- What each zone/area is going to be?
- Where each zone/ area will be?
- What type of flooring material is needed?
- What equipment is needed?
How to choose single gym flooring materials
Installing one type of flooring material throughout your gym is easier because there is no need to segment or plan for certain gym zones. However, you'll still need to understand exactly what the properties of each material are:
A wood floor looks great, but there are some big question marks for using this material.
The wood floor needs to withstand the constant jumping and traction of those using it without suffering visible scuffing or damage. It also can’t be too hard that it impacts on training athletes. The biggest threat to your wooden floor comes from the free weight area where inevitably weights will be dropped and dents will appear.
There are various different choices, however, a layered product that is built up over a composite rubber underlayer for maximum absorption will provide the strength and durability required while showcasing the timeless look only wood can exhibit.
If you do go for a wood-type flooring then you should consider some sort of protective PVC matting to go underneath some of the freestanding or portable machines, like treadmills and cycles. Just like thicker rubber flooring, they provide grip as well as protecting your beautiful wood from scratching and damage.
Gyms that offer a lot of dance or yoga classes will find a sprung floor offers the best shock absorption for the high-level impact of dance, Zumba, fitness classes, gymnastics, and floor martial arts like judo.
Sprung floors usually have a surface layer that is either laminate or wood with a foam backing alongside support battens that cradle the floor above the under-flooring system.
This means it has maximum shock absorption ideal for any gym where heavy equipment isn’t used, helping to reduce the occurrence of sports injuries.
Fitted rubber flooring has a number of benefits and it’s easy to see why it’s one of the most common gym flooring systems used. The many benefits include:
- Easy installation
- Seamless panels (unless using tiles)
- Easy maintenance
- Long lifecycle
Most rubber gym flooring is a type of EPDM (ethylene propylene diene monomer) which is both durable and flexible. It can come in a wide range of
Most rubber flooring product is supplied in three types, either interlocking panels, rolls or square tiles:

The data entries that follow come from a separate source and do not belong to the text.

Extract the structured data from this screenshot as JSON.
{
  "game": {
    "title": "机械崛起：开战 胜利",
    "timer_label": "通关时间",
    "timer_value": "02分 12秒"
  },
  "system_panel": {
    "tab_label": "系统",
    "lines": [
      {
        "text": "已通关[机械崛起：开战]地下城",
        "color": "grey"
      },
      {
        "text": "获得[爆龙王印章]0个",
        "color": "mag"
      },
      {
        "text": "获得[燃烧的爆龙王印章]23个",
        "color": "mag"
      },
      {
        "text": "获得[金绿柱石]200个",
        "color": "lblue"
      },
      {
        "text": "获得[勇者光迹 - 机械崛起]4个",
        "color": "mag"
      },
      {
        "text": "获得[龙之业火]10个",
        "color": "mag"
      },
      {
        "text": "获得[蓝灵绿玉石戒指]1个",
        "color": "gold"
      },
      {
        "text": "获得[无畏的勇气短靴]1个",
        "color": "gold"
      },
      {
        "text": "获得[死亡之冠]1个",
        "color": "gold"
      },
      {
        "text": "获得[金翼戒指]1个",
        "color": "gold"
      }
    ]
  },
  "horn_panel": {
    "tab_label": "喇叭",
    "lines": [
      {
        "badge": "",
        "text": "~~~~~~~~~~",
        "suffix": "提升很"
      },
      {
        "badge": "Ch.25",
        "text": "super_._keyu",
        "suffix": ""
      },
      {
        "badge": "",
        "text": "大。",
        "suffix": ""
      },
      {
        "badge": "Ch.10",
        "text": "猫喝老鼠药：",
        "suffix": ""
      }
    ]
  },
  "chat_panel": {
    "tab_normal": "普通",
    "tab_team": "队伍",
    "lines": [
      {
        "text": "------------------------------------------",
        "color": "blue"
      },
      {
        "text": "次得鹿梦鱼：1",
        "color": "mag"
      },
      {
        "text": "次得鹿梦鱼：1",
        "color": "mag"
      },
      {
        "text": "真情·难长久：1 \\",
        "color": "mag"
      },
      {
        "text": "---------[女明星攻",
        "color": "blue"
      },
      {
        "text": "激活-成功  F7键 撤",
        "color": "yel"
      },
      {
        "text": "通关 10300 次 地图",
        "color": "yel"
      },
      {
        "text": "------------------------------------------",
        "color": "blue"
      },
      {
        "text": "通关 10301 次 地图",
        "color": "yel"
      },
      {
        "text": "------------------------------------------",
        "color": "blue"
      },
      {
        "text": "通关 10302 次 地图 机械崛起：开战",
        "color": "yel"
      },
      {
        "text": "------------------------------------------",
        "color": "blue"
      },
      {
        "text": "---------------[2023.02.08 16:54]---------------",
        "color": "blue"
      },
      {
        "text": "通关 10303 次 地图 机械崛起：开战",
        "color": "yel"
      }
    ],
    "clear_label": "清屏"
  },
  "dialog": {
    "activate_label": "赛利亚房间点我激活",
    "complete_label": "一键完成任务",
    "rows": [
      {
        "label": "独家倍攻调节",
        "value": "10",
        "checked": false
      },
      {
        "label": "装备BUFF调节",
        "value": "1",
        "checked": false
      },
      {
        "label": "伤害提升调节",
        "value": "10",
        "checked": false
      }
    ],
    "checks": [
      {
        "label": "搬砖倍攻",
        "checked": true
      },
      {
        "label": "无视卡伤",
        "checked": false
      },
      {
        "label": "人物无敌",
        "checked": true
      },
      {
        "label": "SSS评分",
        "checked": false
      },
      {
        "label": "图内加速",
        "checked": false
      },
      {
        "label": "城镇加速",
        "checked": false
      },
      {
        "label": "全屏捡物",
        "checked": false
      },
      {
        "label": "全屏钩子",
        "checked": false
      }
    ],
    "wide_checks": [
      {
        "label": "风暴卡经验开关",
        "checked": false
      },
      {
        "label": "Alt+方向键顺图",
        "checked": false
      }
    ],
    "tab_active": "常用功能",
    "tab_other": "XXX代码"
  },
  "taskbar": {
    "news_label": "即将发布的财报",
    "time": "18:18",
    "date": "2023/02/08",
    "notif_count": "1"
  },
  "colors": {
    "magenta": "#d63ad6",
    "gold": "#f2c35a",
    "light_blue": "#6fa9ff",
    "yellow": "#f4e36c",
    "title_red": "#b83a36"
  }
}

Floor Tiles are the easiest to buy, transport and replace. However, they do not interlock and need to be laid with adhesive. If flooring has become worn or you'd like to change your
Floor Rolls are by far the easiest to lay and the cheapest to install. The benefit of rubber floor rolls includes fewer joints and reducing trip potential. The adhesive is also less inclined to become unattached through heavy traffic use and the
Interlocking Tiles are jigsaw-like in appearance and are another heavy-use floor tile that reduces the need for adhesives. This allows them to be moved and replanted without the need for replacing them.
Do I need to install an underlay?
Depending on what type of flooring you install you may want to increase the shock absorption of your flooring by fitting an underlay. The underlay works as a shock pad with an open-air cell structure allowing energy and sound dissipation, prolonging the life of the rubber flooring.
This is useful for your free weights area where additional shock absorption is used to compensate the damage produced by dropped weights to the flooring and the weights themselves.
When should you consider noise and vibration reducing gym flooring?
One overlooked gym flooring consideration is what occurs when gyms take up multiple floors in a building or are located above other businesses or residential properties.
Depending on the age of the building and the existing flooring in situ, it might be required to put in some kind of ‘floating floor’ which can offer reduced vibration and decreased acoustic noise from heavy workout machinery and energetic gym routines.
These products are designed to reduce structural acoustic vibration and noise impact by installing separate flooring levels incorporating both underlay and sports flooring material.
Your gym floor goes through a lot, so make sure you have carefully considered every aspect of your gym to find the right option for you. Your floor, just like your gym members, know that every step counts.